Terry, in the end, wasn’t. It wasn’t smooth, and the details on what his forthcoming role entails are vague, but the man who managed the Mets to the postseason twice and a league championship once managed the most Amazin’ feat of all: he managed not to be kicked to the curb.
A time to gain, a time to lose
A time to rend, a time to sew
A time for love…
After Gavin Cecchini made the last out of the Terry Collins era and 2017 got itself put in the books, SNY’s cameras lingered for a while on the Mets dugout. One of the players who was in no rush to leave was Reyes. Reyes 2.0. Not the Reyes who didn’t want one more minute on the field on September 28, 2011, lest his .337 batting average (and accompanying free agent value) encounter danger, but Reyes in a warmup jacket, sitting in deference to Cecchini and the almost all-young’n lineup. Jose batted .246 in 2017. Six years older than he was when he won the batting title, he didn’t appear itching to get going.
Neither did Asdrubal Cabrera, who, like Reyes, constituted what little fiber there was to this team on a daily basis once everybody else of tenure was traded or waived. You could take issue with Collins choosing to play Reyes instead of Cecchini as much as he did in the final weeks, or wonder why he leaned on Cabrera instead of testing Phil Evans a little more, but you had to admire the veteran remnants of the 2016 playoff drive for keeping it coming. I certainly did. On Saturday night, Cabrera hit the game-winning home run and thus wore the crown and robe the 2017 Mets awarded to their player of the game. They only gave them out when they won, so after a while hardly anybody wore them. I was impressed the Mets bothered to pack the silly clubhouse accoutrement for this last trip. I was more impressed they had cause to unpack it.
Reyes. Cabrera. First base coach Tom Goodwin. The cameras caught them hanging around chatting with each other, probably for the last time they’ll do that dressed as Mets together. And I caught myself hanging around to watch them hanging around. It’s something I’m skilled at.
There’s what’s come before. There’s what’s going on. And there’s what will come next. I’m great at the first part. I’m all right at the second. The third? Cripes, as Terry Collins liked to say when he managed the Mets for seven years, I haven’t the faintest idea.
But boy do I look forward to what will come next. I don’t mean that in the how many days to Pitchers & Catchers and has anyone seen the revised MLB Pipeline rankings? sense as much as I mean it in the immediate hey, the pregame show will be on pretty soon! sense. Looking forward to what was coming next was my favorite reflex of the 2017 season. With rare exception, I actually actively anticipated most every game the Mets played this year.
These Mets. This year.

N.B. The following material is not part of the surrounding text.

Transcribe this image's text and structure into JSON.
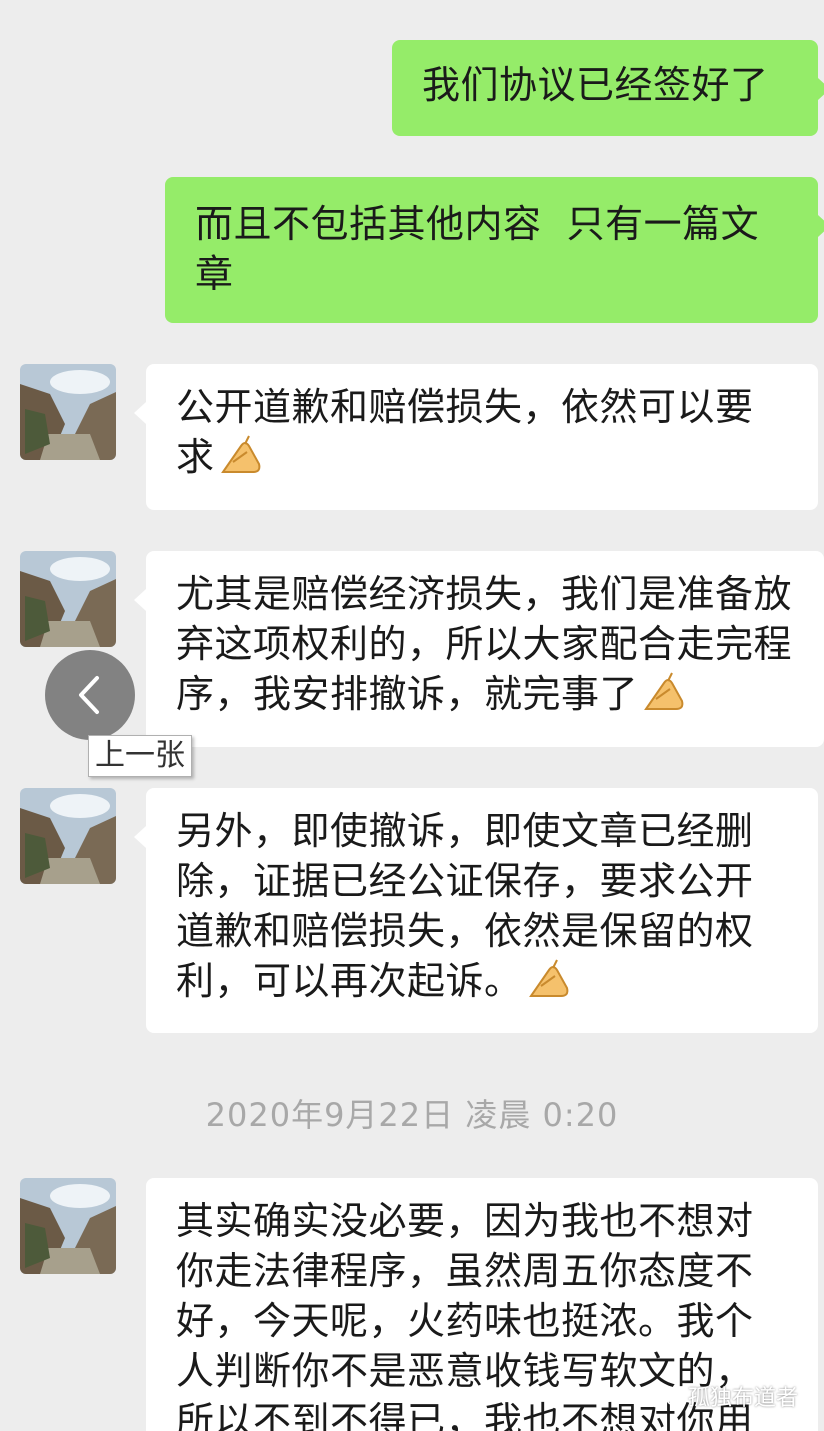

I knew we weren’t in it and I knew we weren’t going to get back in it, but I didn’t care that much. There was going to be a Mets game. There were going to be Mets playing baseball and me watching and listening and noticing and considering all that was going on in the scope of what had come before. And I got to do it practically every day or night for six months. Not had to, but got to.

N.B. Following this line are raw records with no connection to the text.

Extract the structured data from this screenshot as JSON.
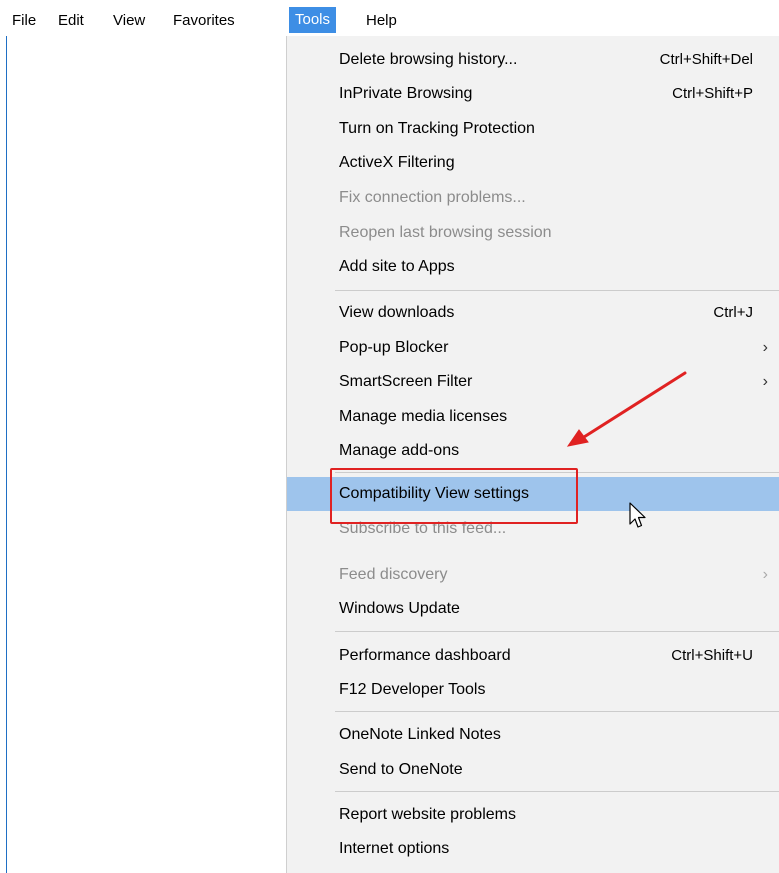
{
  "menubar": {
    "items": [
      {
        "label": "File"
      },
      {
        "label": "Edit"
      },
      {
        "label": "View"
      },
      {
        "label": "Favorites"
      },
      {
        "label": "Tools"
      },
      {
        "label": "Help"
      }
    ]
  },
  "tools_menu": {
    "items": [
      {
        "label": "Delete browsing history...",
        "shortcut": "Ctrl+Shift+Del"
      },
      {
        "label": "InPrivate Browsing",
        "shortcut": "Ctrl+Shift+P"
      },
      {
        "label": "Turn on Tracking Protection"
      },
      {
        "label": "ActiveX Filtering"
      },
      {
        "label": "Fix connection problems..."
      },
      {
        "label": "Reopen last browsing session"
      },
      {
        "label": "Add site to Apps"
      },
      {
        "label": "View downloads",
        "shortcut": "Ctrl+J"
      },
      {
        "label": "Pop-up Blocker",
        "submenu": "›"
      },
      {
        "label": "SmartScreen Filter",
        "submenu": "›"
      },
      {
        "label": "Manage media licenses"
      },
      {
        "label": "Manage add-ons"
      },
      {
        "label": "Compatibility View settings"
      },
      {
        "label": "Subscribe to this feed..."
      },
      {
        "label": "Feed discovery",
        "submenu": "›"
      },
      {
        "label": "Windows Update"
      },
      {
        "label": "Performance dashboard",
        "shortcut": "Ctrl+Shift+U"
      },
      {
        "label": "F12 Developer Tools"
      },
      {
        "label": "OneNote Linked Notes"
      },
      {
        "label": "Send to OneNote"
      },
      {
        "label": "Report website problems"
      },
      {
        "label": "Internet options"
      }
    ]
  },
  "colors": {
    "menu_active": "#3d8ee5",
    "item_highlight": "#9ec4ec",
    "annotation": "#e02222",
    "disabled_text": "#8c8c8c"
  }
}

More often than not, the games themselves wound up dissatisfying. But more often than not, the whole thing culminated in me being here with you. That was extremely satisfying. I really looked forward to that. So thank you for another season of being a part of my season. And thank you in advance for whatever will come next as we turn, turn, turn  the page toward 2018.